Ablative laser resurfacing

How it works

Skin Resurfscing can be used to treat scars, smooth out wrinkles, or simply rejuvenate your skin giving you a refreshed rested and naturally glowing look. The CO2 laser is considered the gold standard for that purpose. It is one of the many tools that in the hands of a fellowship trained, board certified dermatologist or plastic surgeon can help achieve phenomenal results. Depending on the treatment settings there can be minimal redness and scaling lasting one day or more significant peeling and redness lasting one to more weeks. It’s important to analyze the skin and it’s health to select the proper parameters as well as choose the best after care for maximal & safe results

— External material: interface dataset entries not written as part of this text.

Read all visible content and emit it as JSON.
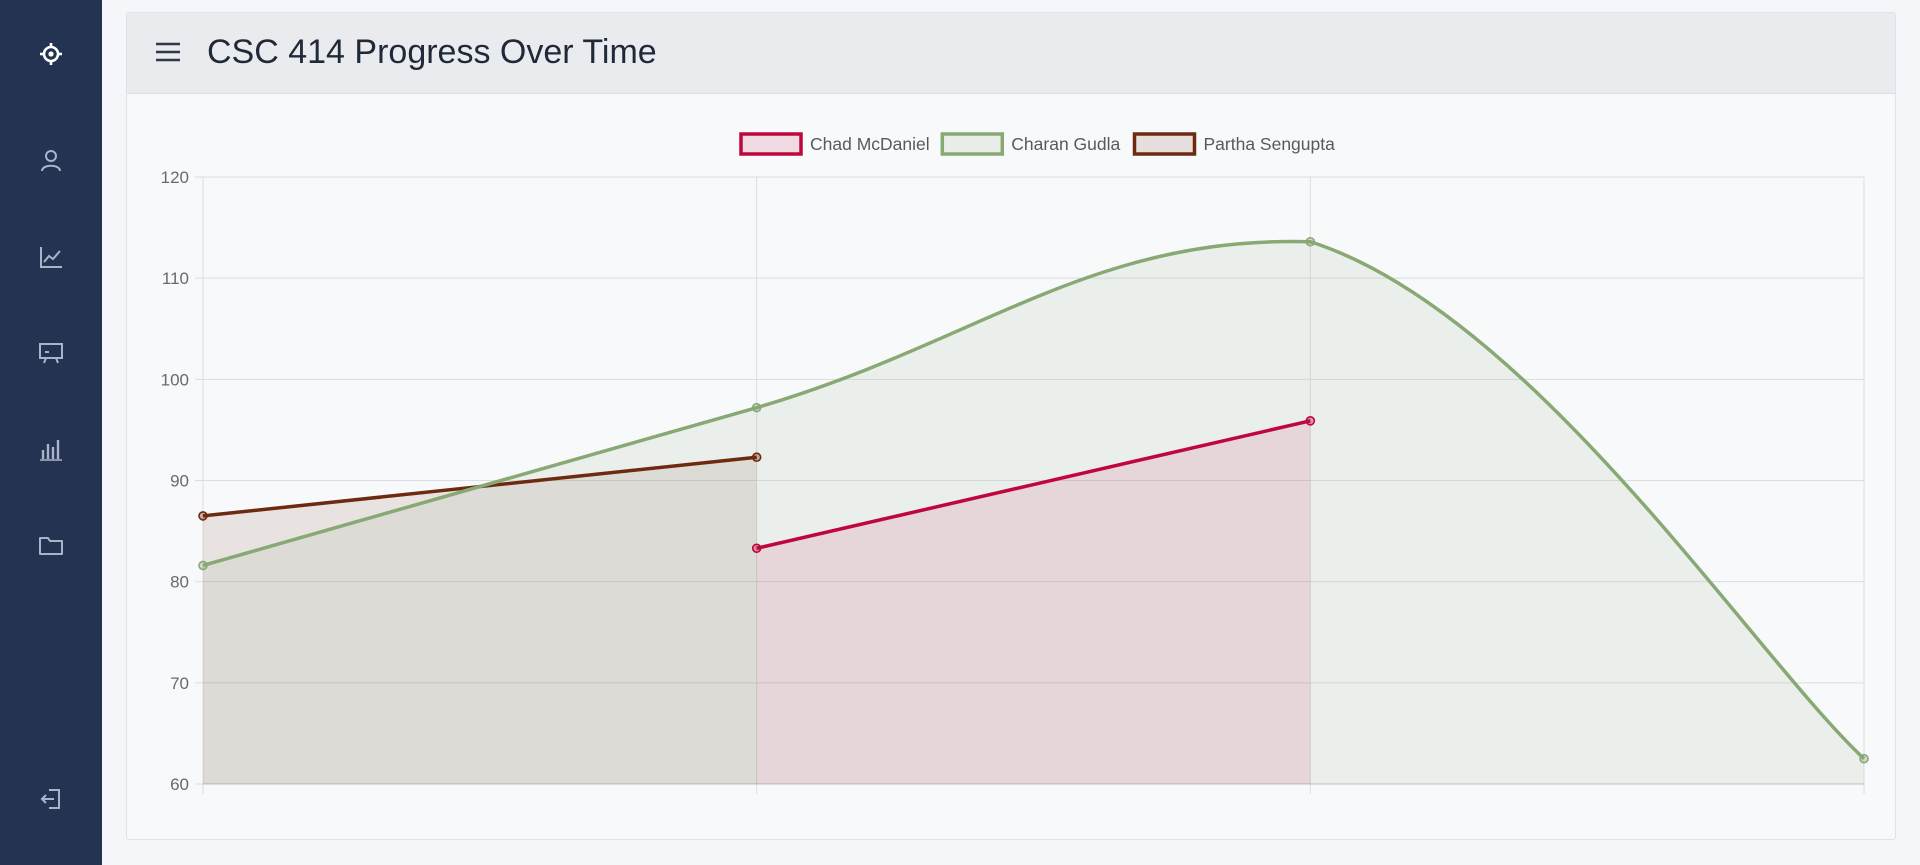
{
  "sidebar": {
    "items": [
      {
        "icon": "target-icon"
      },
      {
        "icon": "user-icon"
      },
      {
        "icon": "line-chart-icon"
      },
      {
        "icon": "presentation-icon"
      },
      {
        "icon": "bar-chart-icon"
      },
      {
        "icon": "folder-icon"
      }
    ],
    "logout_icon": "logout-icon"
  },
  "header": {
    "title": "CSC 414 Progress Over Time"
  },
  "chart_data": {
    "type": "line",
    "filled": true,
    "x": [
      1,
      2,
      3,
      4
    ],
    "ylim": [
      60,
      120
    ],
    "yticks": [
      60,
      70,
      80,
      90,
      100,
      110,
      120
    ],
    "grid": true,
    "legend_position": "top-center",
    "series": [
      {
        "name": "Chad McDaniel",
        "color": "#c0073d",
        "values": [
          null,
          83.3,
          95.9,
          null
        ]
      },
      {
        "name": "Charan Gudla",
        "color": "#88a874",
        "values": [
          81.6,
          97.2,
          113.6,
          62.5
        ]
      },
      {
        "name": "Partha Sengupta",
        "color": "#6e2a10",
        "values": [
          86.5,
          92.3,
          null,
          null
        ]
      }
    ]
  }
}
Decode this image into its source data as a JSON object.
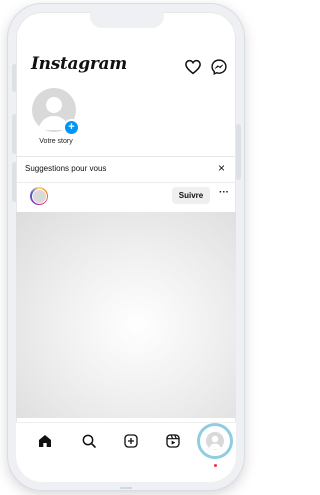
{
  "app": {
    "logo_text": "Instagram"
  },
  "top_bar": {
    "icons": [
      "heart-icon",
      "messenger-icon"
    ]
  },
  "stories": {
    "own_story_label": "Votre story"
  },
  "suggestions": {
    "title": "Suggestions pour vous",
    "close_symbol": "×"
  },
  "post": {
    "follow_label": "Suivre",
    "more_symbol": "···"
  },
  "bottom_nav": {
    "items": [
      "home-icon",
      "search-icon",
      "add-post-icon",
      "reels-icon",
      "profile-icon"
    ],
    "active": "profile-icon",
    "notification_dot_color": "#ff3040"
  },
  "colors": {
    "accent_blue": "#0095f6",
    "profile_highlight": "#8fcde0"
  }
}
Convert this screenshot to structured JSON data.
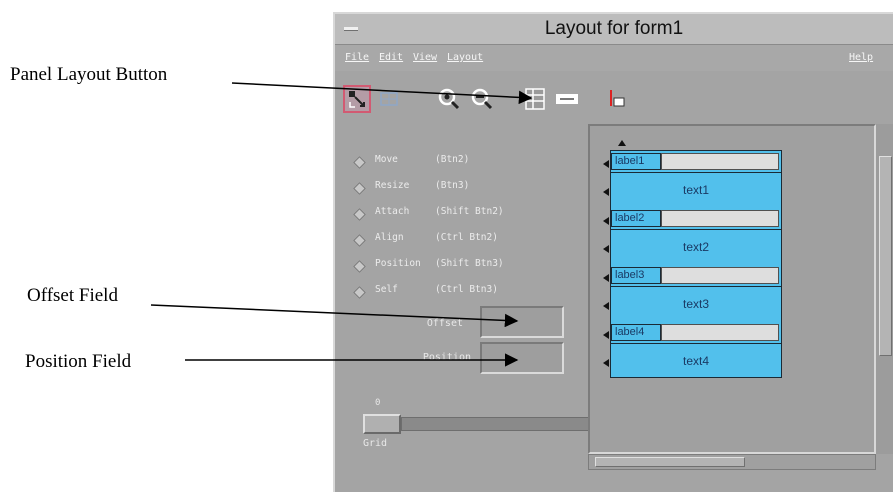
{
  "callouts": {
    "panel_layout": "Panel Layout Button",
    "offset": "Offset Field",
    "position": "Position Field"
  },
  "window": {
    "title": "Layout for form1"
  },
  "menubar": {
    "file": "File",
    "edit": "Edit",
    "view": "View",
    "layout": "Layout",
    "help": "Help"
  },
  "toolbar": {
    "icons": [
      "layout-pointer-icon",
      "grid-icon",
      "zoom-in-icon",
      "zoom-out-icon",
      "panel-layout-icon",
      "dialog-icon",
      "attach-icon"
    ]
  },
  "modes": [
    {
      "label": "Move",
      "shortcut": "(Btn2)"
    },
    {
      "label": "Resize",
      "shortcut": "(Btn3)"
    },
    {
      "label": "Attach",
      "shortcut": "(Shift Btn2)"
    },
    {
      "label": "Align",
      "shortcut": "(Ctrl Btn2)"
    },
    {
      "label": "Position",
      "shortcut": "(Shift Btn3)"
    },
    {
      "label": "Self",
      "shortcut": "(Ctrl Btn3)"
    }
  ],
  "fields": {
    "offset_label": "Offset",
    "position_label": "Position"
  },
  "grid": {
    "label": "Grid",
    "value": "0"
  },
  "form_rows": [
    {
      "label": "label1",
      "text": "text1"
    },
    {
      "label": "label2",
      "text": "text2"
    },
    {
      "label": "label3",
      "text": "text3"
    },
    {
      "label": "label4",
      "text": "text4"
    }
  ],
  "colors": {
    "window_bg": "#a4a4a4",
    "form_fill": "#52c0ec",
    "label_field": "#dedede",
    "active_tool": "#d25a72"
  }
}
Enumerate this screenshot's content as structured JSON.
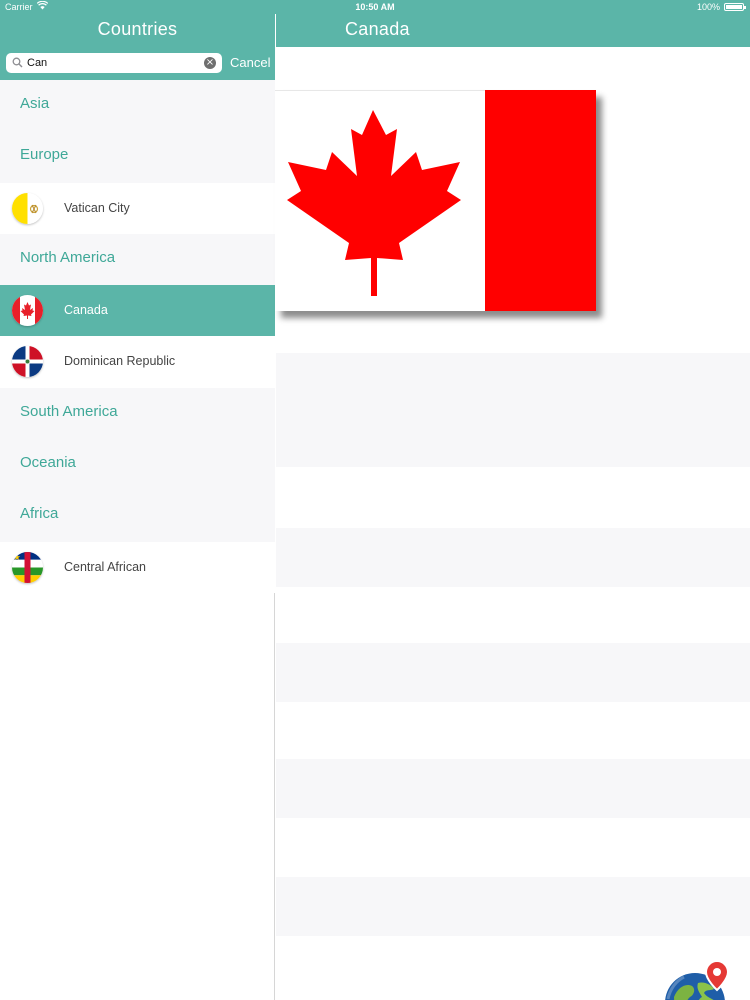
{
  "status_bar": {
    "carrier": "Carrier",
    "time": "10:50 AM",
    "battery": "100%"
  },
  "sidebar": {
    "title": "Countries",
    "search": {
      "value": "Can",
      "placeholder": "Search",
      "cancel_label": "Cancel"
    },
    "rows": [
      {
        "type": "section",
        "label": "Asia"
      },
      {
        "type": "section",
        "label": "Europe"
      },
      {
        "type": "country",
        "label": "Vatican City",
        "flag_icon": "vatican-flag-icon"
      },
      {
        "type": "section",
        "label": "North America"
      },
      {
        "type": "country",
        "label": "Canada",
        "flag_icon": "canada-flag-icon",
        "selected": true
      },
      {
        "type": "country",
        "label": "Dominican Republic",
        "flag_icon": "dominican-republic-flag-icon"
      },
      {
        "type": "section",
        "label": "South America"
      },
      {
        "type": "section",
        "label": "Oceania"
      },
      {
        "type": "section",
        "label": "Africa"
      },
      {
        "type": "country",
        "label": "Central African",
        "flag_icon": "central-african-flag-icon"
      }
    ]
  },
  "detail": {
    "title": "Canada",
    "flag_icon": "canada-flag-icon",
    "map_button_icon": "globe-location-icon"
  },
  "colors": {
    "accent": "#5bb5a8",
    "section_text": "#3fa898",
    "stripe": "#f7f7f9",
    "canada_red": "#ff0000"
  }
}
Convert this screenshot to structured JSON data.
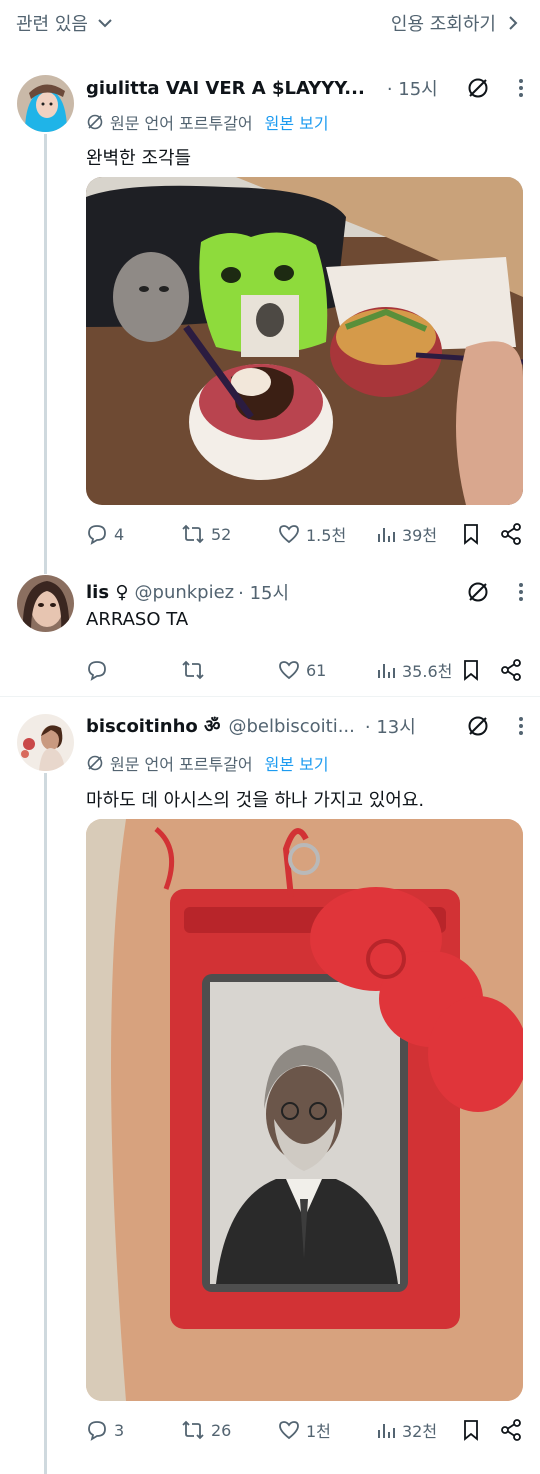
{
  "topbar": {
    "left_label": "관련 있음",
    "right_label": "인용 조회하기"
  },
  "tweets": [
    {
      "name": "giulitta VAI VER A $LAYYY...",
      "handle": "",
      "time": "· 15시",
      "translate_note": "원문 언어 포르투갈어",
      "translate_link": "원본 보기",
      "text": "완벽한 조각들",
      "stats": {
        "replies": "4",
        "retweets": "52",
        "likes": "1.5천",
        "views": "39천"
      }
    },
    {
      "name": "lis ♀",
      "handle": "@punkpiez",
      "time": "· 15시",
      "text": "ARRASO TA",
      "stats": {
        "replies": "",
        "retweets": "",
        "likes": "61",
        "views": "35.6천"
      }
    },
    {
      "name": "biscoitinho ॐ",
      "handle": "@belbiscoiti...",
      "time": "· 13시",
      "translate_note": "원문 언어 포르투갈어",
      "translate_link": "원본 보기",
      "text": "마하도 데 아시스의 것을 하나 가지고 있어요.",
      "stats": {
        "replies": "3",
        "retweets": "26",
        "likes": "1천",
        "views": "32천"
      }
    }
  ],
  "colors": {
    "text": "#0f1419",
    "muted": "#536471",
    "link": "#1d9bf0",
    "line": "#cfd9de"
  }
}
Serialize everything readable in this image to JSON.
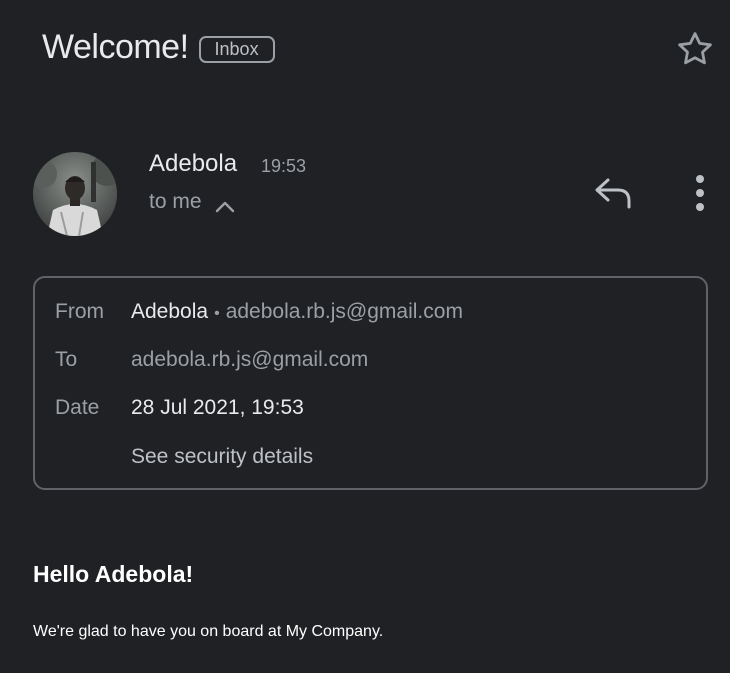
{
  "header": {
    "subject": "Welcome!",
    "label": "Inbox"
  },
  "sender": {
    "name": "Adebola",
    "time": "19:53",
    "recipient_summary": "to me"
  },
  "details": {
    "from_label": "From",
    "from_name": "Adebola",
    "separator": "•",
    "from_email": "adebola.rb.js@gmail.com",
    "to_label": "To",
    "to_email": "adebola.rb.js@gmail.com",
    "date_label": "Date",
    "date_value": "28 Jul 2021, 19:53",
    "security_link": "See security details"
  },
  "message": {
    "heading": "Hello Adebola!",
    "paragraph": "We're glad to have you on board at My Company."
  },
  "icons": {
    "star": "star-outline-icon",
    "chevron": "chevron-up-icon",
    "reply": "reply-icon",
    "more": "more-vert-icon"
  },
  "colors": {
    "background": "#202124",
    "primary_text": "#e8eaed",
    "secondary_text": "#9aa0a6",
    "border": "#5f6368"
  }
}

This laser can be used for:

full or partial face wrinkle resurfacing
upper and lower blepharoplasty
surgical removal of keloids
actinic chelitis (precancer of the lip, often appearing as a whitish film over the lower lip)
epidermal nevi
rhinophyma (enlarged and bulbous nose, often miss-associated with alcohol abuse)
resistant warts on hands and feet
acne scarring

What to expect after the laser resurfacing of the face for acne or wrinkles

After the resurfacing procedure the face often appears slightly red as if after a light sunburn. The patient has to avoid the sun for 10 days and apply a thick layer of a Vaseline ointment for that period. Afterwards this patient needs to be protected for about another 2 months. Depending on the skin color of the individual, the redness may last from 3 to 6 months. In 30% of patients darkening of some of the treated areas may occur and usually presents itself within first 3 weeks. Usually this is seen in dark haired and dark eyed individuals, especially if they do not follow the strict sun protection instructions. If caught early it often can be resolved. While Dr. Levit has had no cases of permanent hyperpigmentation, the literature reports about 1% of the cases may become permanent.
The improvement in acne scarring is about 40%. The improvement in facial wrinkling is about 60% and depends on the number of passes.

Potential Contraindications

The presence of keloids/hypertrophic scars
Previous x-ray treatment or scleroderma
The use of Accutane (isotretinoin)
History of vitiligo or psoriasis as they may develop in that area due to the trauma (Koebner’s phenomena)